# What is the use case for multi-type-parameter generics?

In C#, one can define a class/method/function with multiple type parameters. For example,

// function
void foo<T1, T2>(T1 x, T2 y) { /*body*/}

// class
class Bar<T1, T2> { /*body*/ }


I understand how to use it, but I don't understand why I need it. So I'm hoping someone can answer the following questions:

1) What is the use case for multiple type parameters?

2) Based on the use case given in Question 1, what are the alternative solutions for that use case if multiple type parameters is not a feature of the language in use?

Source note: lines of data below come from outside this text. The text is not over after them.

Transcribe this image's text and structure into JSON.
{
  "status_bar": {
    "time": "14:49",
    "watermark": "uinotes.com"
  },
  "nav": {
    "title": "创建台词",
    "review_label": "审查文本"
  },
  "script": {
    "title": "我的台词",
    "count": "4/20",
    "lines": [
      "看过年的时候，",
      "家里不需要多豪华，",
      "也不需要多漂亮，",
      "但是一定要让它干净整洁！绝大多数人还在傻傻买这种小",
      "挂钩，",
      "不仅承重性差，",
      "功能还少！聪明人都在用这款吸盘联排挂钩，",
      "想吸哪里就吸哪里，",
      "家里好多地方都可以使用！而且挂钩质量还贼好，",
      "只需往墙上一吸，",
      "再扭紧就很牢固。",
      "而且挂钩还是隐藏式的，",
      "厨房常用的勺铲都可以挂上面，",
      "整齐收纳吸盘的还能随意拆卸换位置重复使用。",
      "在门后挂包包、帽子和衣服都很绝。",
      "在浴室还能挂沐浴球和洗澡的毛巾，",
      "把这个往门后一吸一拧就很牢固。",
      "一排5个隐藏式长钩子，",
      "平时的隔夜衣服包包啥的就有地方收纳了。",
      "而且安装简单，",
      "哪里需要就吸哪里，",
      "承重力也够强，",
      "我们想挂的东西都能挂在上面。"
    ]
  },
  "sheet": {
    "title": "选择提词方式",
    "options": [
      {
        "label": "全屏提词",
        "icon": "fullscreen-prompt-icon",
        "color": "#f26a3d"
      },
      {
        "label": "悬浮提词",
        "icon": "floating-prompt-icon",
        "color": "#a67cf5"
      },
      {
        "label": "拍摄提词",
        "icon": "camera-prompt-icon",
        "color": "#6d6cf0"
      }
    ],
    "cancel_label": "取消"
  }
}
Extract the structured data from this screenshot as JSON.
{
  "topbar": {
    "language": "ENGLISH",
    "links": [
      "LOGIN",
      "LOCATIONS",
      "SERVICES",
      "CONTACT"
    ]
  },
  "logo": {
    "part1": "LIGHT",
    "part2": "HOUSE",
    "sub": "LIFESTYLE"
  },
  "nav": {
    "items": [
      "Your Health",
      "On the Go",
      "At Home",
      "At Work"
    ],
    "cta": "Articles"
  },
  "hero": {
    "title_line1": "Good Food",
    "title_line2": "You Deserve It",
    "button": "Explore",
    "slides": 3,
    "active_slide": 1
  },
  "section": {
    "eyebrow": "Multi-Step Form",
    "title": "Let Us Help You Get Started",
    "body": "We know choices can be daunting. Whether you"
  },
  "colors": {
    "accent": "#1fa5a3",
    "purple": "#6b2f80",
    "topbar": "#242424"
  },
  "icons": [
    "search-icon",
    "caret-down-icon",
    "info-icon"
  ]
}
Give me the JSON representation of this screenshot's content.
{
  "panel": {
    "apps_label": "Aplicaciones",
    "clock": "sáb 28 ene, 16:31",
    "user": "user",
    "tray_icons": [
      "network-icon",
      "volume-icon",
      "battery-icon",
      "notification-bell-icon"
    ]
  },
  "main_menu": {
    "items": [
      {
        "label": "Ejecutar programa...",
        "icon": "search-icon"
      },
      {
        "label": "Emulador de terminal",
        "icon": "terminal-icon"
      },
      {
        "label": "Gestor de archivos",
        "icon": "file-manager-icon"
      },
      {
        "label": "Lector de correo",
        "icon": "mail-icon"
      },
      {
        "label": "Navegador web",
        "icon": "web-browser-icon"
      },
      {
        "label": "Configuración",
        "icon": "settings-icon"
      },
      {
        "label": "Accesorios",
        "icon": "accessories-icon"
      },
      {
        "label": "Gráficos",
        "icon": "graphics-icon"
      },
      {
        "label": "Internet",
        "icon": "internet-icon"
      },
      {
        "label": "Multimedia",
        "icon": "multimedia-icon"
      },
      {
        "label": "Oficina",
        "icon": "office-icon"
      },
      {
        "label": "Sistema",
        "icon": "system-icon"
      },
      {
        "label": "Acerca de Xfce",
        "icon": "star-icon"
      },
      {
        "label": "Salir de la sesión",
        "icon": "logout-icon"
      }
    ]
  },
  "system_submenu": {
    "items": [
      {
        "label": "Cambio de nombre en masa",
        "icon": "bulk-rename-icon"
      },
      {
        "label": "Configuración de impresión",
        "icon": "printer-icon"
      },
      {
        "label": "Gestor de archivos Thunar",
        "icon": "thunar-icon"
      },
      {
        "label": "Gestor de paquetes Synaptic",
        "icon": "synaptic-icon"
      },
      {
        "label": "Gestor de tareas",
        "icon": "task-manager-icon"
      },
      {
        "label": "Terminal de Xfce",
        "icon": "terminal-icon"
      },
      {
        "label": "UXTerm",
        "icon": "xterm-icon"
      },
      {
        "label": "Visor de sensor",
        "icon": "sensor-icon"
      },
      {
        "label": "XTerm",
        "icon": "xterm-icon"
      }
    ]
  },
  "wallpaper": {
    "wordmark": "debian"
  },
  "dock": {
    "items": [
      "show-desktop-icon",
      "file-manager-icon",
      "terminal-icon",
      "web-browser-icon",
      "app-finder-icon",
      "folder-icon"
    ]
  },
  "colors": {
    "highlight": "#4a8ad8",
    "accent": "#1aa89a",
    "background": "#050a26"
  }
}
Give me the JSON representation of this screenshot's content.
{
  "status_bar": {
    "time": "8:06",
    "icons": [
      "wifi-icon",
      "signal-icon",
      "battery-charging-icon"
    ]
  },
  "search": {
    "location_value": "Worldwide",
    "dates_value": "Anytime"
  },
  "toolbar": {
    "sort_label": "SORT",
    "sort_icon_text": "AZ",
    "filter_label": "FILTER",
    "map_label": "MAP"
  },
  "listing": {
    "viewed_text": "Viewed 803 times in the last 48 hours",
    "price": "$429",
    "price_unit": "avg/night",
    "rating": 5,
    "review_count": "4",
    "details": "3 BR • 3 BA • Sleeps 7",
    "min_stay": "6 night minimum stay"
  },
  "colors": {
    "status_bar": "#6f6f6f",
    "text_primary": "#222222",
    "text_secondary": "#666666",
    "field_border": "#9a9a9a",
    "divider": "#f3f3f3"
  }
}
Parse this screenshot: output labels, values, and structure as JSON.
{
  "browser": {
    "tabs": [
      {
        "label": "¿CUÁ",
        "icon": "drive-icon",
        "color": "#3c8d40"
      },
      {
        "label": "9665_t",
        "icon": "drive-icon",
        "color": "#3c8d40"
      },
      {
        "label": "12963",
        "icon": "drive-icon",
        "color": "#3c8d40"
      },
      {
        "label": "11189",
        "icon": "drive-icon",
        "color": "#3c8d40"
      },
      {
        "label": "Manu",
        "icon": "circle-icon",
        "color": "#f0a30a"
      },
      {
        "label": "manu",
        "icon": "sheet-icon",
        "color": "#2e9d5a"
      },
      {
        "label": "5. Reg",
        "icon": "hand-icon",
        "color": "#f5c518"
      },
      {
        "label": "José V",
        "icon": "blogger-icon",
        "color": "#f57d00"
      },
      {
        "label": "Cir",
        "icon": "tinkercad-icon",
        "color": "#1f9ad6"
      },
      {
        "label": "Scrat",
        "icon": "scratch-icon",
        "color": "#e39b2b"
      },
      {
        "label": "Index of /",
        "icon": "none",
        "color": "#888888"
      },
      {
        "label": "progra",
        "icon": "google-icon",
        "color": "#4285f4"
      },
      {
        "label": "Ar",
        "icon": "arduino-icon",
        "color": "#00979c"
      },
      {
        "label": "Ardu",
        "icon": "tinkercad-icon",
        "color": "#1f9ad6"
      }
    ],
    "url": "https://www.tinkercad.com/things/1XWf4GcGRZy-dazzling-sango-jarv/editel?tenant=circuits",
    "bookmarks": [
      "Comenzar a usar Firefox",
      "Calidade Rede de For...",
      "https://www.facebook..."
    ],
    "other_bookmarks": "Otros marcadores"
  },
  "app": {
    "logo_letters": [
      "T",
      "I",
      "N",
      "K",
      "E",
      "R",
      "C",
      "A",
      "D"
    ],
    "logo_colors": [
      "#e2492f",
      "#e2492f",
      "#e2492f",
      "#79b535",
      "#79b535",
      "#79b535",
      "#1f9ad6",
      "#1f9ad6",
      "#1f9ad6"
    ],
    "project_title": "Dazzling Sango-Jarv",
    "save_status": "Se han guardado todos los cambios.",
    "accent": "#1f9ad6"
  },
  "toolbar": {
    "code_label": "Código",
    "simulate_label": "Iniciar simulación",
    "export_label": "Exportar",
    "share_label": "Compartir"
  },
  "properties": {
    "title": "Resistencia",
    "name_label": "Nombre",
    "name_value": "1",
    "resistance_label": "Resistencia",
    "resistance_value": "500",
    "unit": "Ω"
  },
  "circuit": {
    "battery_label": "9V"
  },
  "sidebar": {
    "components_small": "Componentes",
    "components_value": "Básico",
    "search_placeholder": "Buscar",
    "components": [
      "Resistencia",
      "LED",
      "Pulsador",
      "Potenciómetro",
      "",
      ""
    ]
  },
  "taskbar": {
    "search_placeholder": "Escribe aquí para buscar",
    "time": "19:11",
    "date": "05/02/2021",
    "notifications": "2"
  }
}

• Cross-posted: cs.stackexchange.com/q/95280/755, stackoverflow.com/q/51348045/781723. Please do not post the same question on multiple sites. Each community should have an honest shot at answering without anybody's time being wasted. – D.W. Jul 15 '18 at 17:07
• "but I don't understand why I need it." You don't need high-level programming language at all, you can do anything on asm. But somewhy you prefer not to program on asm when you can do it on C#. – rus9384 Jul 15 '18 at 17:15
• @D.W. It depends on the context of the case. If the same question could and should be answered from different perspectives on different sites, it's nothing wrong to post it on both. Another question is whether it should be answered from different perspectives. Computer scientist vs. programmer. – rus9384 Jul 15 '18 at 17:17
• @rus9384, I appreciate your reasoning, but that's not what our community policy says. – D.W. Jul 15 '18 at 17:23
• @D.W. I believe the example was pretty bad. More robust one would be to ask the same question on philosophy and buddhism. – rus9384 Jul 15 '18 at 17:27

Some use cases for multiple type arguments include

• maps/dictionaries Map<K,V>, where you have one key parameter and one value parameter
• product types Pair<A,B>
• sum types, AKA variants Variant<A,B>, which represent a value which might be either of type A or of type B
• Function-like types Func<A,B> representing a function from A to B
• "Visitor" objects for parametric types. I.e. a visitor for List<A> is ListVisitor<A,R> where R is the return type of the visitor.

If we did not have multiple type arguments, or any other way to emulate multiple argument types (e.g. nested parametric classes class T<A> { class U<B> { ... which are a sort-of curried version of the two-arguments class), we could not express the examples above in a generic way.

Of course, a programming language could disallow generic classes and still have a specific primitive type for some of the examples above. For instance, Func<A,B> could be a primitive type, instead of a user/library-defined class type.

• Multiple types are also redundant if product types are primitive types (e.g. (Int, String)) and the language offers projection operators on these pairs: class Map<T> { /* use first(T) and second(T) as types here */ }. Then one only needs to write Map<(Int, String)>. – ComFreek Jul 15 '18 at 16:03
• @ComFreek You can't define Map that way. Map is a constructor of kind * -> * -> *. You're approach would make it * -> *, which couldn't enforce the type parameter to be a pair. That's exactly why we have kinds. – gardenhead Jul 15 '18 at 19:28
• @gardenhead Just create a compiler error when T is not a pair... (at least C++ allows that) – user91718 Jul 16 '18 at 1:28
• @gardenhead: I think you're assuming too much about other properties of the language. There's no reason that the language couldn't let Map impose constraints on its type parameter, analogous to Haskell typeclasses, C# where constraints, Java extends bounds, etc. – ruakh Jul 16 '18 at 1:54
• @ruakh That's precisely what kinds are for... imposing constraints on a type constructor. – gardenhead Jul 16 '18 at 2:00